Fire Prevention Week dates back to 1925, when President Calvin Coolidge proclaimed it a national observance. This became the longest-running public health observance in the country. It’s a commemoration of the Great Chicago Fire of 1871, which killed more than 250 people, left 100,000 homeless, destroyed more than 17,400 structures, and burned more than 2,000 acres of land.

The National Fire Protection Association (NFPA) has been a sponsor of this week since 1922! Firefighters provide life-saving public education in an effort to decrease casualties caused by fire. A few of the most important messages they teach include:

  • Make and practice a fire escape plan. (Can you actually open those windows?)
  • If you see smoke or fire, or if you’re told to leave, LEAVE NOW.
  • Test your smoke alarms monthly.
  • Don’t leave the kitchen while cooking. Thanksgiving is the leading day for fires involving cooking equipment.
  • Make sure you have a three-foot “safe zone” around any space heaters. That means kids as well as anything that can burn.
  • If a wildfire is threatening your home, have pre-packed kits (“Go Bags”) with medicine, family records, credit cards, food and water. Include a plan and supplies for your pets. If told to evacuate, go promptly. DO NOT DAWDLE and think of what you might want to take, or you may not have the chance.

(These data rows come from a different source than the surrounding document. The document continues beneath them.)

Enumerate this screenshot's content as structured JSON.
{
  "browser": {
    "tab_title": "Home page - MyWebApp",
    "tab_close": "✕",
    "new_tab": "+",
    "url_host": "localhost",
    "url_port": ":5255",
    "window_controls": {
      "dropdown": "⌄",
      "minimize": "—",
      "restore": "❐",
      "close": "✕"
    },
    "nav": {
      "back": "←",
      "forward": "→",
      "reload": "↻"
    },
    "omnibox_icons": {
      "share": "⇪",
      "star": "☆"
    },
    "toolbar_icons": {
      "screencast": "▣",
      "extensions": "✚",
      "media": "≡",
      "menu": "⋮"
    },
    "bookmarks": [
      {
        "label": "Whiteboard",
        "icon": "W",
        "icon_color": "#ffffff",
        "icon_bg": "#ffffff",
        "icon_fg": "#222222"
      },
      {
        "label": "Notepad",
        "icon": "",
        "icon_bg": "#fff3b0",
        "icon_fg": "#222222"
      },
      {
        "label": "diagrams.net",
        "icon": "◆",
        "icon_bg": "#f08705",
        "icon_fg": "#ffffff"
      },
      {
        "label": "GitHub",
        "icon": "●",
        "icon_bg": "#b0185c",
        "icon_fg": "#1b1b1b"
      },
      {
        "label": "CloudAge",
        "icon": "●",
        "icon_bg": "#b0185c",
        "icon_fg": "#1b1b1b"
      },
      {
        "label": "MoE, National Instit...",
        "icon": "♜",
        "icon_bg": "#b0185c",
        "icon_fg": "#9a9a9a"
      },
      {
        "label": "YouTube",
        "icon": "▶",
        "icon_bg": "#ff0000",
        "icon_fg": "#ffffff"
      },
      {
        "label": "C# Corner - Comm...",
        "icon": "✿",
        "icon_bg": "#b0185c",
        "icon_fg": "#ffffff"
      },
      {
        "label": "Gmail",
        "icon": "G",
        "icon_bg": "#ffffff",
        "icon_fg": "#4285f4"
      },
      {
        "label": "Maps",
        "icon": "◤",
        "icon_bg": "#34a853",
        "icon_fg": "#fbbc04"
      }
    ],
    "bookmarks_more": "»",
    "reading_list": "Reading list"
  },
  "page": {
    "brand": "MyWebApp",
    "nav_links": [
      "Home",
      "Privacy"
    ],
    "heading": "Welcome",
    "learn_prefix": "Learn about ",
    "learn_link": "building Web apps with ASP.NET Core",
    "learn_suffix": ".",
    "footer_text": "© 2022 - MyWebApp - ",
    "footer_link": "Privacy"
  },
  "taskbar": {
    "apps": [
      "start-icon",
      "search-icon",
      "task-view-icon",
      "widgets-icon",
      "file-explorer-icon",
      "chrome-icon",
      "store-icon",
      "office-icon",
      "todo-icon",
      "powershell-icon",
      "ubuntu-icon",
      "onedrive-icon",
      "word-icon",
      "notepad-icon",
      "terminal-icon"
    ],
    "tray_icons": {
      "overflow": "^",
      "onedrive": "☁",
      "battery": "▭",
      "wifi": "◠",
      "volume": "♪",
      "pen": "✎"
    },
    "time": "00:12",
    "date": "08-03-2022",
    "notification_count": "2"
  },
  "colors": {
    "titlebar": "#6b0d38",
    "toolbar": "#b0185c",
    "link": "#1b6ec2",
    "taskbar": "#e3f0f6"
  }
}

Do you need activities to help kids understand the importance of these ideas? Check out Sparky.org and the Sparky School House.

Here’s a quick overview for the biggest kids. Not every hero wears a cape. Plan and practice your escape!